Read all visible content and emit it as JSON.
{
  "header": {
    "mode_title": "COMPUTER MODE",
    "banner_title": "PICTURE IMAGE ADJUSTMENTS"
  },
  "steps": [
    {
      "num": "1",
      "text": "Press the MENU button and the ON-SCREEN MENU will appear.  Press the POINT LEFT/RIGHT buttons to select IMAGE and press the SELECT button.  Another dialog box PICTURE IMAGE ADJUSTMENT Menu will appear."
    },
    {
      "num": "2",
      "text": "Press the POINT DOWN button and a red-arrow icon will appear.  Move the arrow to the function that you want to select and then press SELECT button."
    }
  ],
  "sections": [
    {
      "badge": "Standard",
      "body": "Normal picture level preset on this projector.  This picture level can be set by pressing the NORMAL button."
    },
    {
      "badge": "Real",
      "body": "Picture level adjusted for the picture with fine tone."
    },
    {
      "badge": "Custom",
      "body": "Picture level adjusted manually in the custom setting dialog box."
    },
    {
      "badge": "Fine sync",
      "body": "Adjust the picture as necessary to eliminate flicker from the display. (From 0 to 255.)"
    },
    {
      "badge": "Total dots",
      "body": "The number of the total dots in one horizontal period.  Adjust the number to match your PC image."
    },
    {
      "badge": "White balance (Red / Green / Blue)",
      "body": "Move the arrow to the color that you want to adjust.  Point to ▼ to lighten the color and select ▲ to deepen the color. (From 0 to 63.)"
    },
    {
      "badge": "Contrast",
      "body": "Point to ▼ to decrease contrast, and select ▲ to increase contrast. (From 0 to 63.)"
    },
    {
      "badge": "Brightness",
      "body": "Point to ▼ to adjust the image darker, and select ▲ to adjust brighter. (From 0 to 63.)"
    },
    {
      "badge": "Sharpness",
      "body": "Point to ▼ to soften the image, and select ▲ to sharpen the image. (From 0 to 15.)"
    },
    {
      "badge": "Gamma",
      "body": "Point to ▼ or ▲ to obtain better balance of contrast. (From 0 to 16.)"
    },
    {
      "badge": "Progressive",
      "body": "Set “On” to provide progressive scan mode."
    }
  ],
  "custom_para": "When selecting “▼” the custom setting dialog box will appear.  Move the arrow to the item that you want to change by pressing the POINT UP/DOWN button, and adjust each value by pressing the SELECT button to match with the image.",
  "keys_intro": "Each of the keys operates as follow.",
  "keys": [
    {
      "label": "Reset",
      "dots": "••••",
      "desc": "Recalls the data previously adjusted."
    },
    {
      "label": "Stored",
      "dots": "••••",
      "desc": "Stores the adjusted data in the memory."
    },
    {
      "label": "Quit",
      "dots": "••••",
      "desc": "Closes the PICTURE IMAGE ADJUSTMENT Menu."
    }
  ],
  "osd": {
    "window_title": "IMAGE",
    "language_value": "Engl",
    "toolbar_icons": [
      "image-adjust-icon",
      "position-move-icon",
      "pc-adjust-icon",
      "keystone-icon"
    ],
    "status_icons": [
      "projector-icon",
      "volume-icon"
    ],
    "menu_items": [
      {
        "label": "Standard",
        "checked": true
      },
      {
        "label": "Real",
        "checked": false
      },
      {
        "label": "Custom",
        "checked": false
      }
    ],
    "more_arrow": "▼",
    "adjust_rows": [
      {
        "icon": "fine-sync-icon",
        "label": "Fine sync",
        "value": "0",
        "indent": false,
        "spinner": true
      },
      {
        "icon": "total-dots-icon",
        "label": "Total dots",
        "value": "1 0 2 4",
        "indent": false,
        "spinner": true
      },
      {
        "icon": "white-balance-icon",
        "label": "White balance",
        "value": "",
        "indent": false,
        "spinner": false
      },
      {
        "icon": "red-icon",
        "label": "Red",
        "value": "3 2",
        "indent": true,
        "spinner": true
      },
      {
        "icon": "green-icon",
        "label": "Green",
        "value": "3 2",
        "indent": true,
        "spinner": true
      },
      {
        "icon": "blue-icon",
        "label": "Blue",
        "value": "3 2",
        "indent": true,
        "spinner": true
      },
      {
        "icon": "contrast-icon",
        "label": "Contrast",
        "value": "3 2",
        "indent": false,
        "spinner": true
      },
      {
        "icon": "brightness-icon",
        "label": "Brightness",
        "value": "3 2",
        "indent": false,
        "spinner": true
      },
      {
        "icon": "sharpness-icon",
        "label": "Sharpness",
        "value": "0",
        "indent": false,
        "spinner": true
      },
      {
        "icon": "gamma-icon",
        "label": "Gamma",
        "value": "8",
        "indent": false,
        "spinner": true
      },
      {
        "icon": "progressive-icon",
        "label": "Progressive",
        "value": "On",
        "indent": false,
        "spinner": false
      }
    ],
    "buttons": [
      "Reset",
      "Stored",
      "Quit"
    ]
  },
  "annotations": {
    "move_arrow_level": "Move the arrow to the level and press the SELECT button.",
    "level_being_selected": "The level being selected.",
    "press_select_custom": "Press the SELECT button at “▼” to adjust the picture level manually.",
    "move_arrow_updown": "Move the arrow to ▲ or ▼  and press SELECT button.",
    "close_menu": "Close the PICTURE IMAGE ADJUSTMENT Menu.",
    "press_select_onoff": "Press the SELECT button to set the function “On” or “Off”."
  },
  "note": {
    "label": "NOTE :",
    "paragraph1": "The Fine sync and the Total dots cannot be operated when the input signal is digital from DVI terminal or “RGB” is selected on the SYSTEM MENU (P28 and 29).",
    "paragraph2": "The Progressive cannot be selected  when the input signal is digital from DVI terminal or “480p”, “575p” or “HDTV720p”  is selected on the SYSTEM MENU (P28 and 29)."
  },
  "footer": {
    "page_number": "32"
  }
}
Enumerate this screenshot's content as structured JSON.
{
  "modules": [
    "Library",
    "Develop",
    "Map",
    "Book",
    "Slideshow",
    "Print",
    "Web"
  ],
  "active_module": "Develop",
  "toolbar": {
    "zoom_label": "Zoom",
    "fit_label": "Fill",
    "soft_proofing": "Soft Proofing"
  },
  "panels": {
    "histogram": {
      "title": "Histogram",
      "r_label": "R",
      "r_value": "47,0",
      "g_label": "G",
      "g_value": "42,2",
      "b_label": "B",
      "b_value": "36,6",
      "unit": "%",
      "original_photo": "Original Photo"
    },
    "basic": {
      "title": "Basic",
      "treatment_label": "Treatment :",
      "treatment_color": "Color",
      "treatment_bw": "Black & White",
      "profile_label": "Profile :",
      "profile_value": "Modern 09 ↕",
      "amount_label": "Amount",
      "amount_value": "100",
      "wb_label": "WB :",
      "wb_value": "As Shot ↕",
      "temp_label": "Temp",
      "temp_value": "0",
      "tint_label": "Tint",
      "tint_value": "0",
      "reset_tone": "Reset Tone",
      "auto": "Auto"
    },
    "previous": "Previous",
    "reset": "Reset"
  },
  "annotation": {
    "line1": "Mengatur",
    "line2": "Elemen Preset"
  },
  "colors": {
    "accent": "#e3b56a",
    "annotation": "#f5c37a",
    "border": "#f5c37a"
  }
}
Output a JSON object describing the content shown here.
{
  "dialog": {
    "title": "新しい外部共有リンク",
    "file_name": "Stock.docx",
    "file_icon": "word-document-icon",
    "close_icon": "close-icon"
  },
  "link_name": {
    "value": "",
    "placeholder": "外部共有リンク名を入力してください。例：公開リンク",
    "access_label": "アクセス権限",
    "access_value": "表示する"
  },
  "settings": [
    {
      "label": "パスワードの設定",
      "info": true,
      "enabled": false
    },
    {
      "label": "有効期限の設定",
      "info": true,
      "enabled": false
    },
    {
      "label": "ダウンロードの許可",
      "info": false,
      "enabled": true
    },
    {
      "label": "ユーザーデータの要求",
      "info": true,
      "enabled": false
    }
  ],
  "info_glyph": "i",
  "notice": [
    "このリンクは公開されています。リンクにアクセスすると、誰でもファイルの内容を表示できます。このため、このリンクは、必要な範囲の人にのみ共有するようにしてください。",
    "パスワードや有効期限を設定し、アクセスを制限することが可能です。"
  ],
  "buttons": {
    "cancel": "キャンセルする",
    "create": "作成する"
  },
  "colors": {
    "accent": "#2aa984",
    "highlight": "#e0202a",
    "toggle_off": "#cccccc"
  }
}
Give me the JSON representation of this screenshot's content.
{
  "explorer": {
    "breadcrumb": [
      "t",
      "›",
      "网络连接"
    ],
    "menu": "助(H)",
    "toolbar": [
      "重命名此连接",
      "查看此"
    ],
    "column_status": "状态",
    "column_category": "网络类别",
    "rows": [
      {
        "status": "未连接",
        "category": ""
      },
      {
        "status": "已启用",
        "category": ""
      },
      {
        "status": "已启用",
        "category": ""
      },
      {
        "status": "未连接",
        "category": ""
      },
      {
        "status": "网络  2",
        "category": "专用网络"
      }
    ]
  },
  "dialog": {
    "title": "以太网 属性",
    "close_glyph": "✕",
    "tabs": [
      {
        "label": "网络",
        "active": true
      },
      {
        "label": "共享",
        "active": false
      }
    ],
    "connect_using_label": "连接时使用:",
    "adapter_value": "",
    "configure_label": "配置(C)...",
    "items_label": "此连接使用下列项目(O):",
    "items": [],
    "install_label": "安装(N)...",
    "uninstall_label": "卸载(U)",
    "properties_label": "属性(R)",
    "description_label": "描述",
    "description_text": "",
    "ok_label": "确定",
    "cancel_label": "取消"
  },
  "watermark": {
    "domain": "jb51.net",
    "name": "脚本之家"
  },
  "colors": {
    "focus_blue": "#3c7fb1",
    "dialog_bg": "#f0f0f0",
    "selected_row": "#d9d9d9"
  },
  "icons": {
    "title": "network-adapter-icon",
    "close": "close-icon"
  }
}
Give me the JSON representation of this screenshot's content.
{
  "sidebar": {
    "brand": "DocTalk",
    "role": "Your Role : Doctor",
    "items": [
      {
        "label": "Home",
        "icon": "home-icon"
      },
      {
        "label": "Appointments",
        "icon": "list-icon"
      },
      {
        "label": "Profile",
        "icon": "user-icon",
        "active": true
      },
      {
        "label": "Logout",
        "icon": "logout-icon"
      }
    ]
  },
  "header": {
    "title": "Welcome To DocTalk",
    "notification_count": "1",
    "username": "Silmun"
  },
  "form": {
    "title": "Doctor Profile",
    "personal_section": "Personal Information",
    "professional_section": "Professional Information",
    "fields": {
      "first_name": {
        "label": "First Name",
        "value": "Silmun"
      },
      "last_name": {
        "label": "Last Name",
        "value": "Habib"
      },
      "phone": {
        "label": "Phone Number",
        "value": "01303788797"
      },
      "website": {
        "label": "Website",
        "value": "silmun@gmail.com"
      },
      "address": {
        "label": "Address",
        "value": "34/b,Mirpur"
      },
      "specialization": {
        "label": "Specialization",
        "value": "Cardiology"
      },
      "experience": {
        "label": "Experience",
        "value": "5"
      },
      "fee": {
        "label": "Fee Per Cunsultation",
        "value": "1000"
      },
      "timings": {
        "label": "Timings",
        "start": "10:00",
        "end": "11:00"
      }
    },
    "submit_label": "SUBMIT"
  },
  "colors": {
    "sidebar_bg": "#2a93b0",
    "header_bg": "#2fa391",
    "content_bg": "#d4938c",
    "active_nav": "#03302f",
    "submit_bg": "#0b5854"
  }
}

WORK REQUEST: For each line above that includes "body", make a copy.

THE COMPLETED TASK:
      "body": "Normal picture level preset on this projector.  This picture level can be set by pressing the NORMAL button."
      "body": "Picture level adjusted for the picture with fine tone."
      "body": "Picture level adjusted manually in the custom setting dialog box."
      "body": "Adjust the picture as necessary to eliminate flicker from the display. (From 0 to 255.)"
      "body": "The number of the total dots in one horizontal period.  Adjust the number to match your PC image."
      "body": "Move the arrow to the color that you want to adjust.  Point to ▼ to lighten the color and select ▲ to deepen the color. (From 0 to 63.)"
      "body": "Point to ▼ to decrease contrast, and select ▲ to increase contrast. (From 0 to 63.)"
      "body": "Point to ▼ to adjust the image darker, and select ▲ to adjust brighter. (From 0 to 63.)"
      "body": "Point to ▼ to soften the image, and select ▲ to sharpen the image. (From 0 to 15.)"
      "body": "Point to ▼ or ▲ to obtain better balance of contrast. (From 0 to 16.)"
      "body": "Set “On” to provide progressive scan mode."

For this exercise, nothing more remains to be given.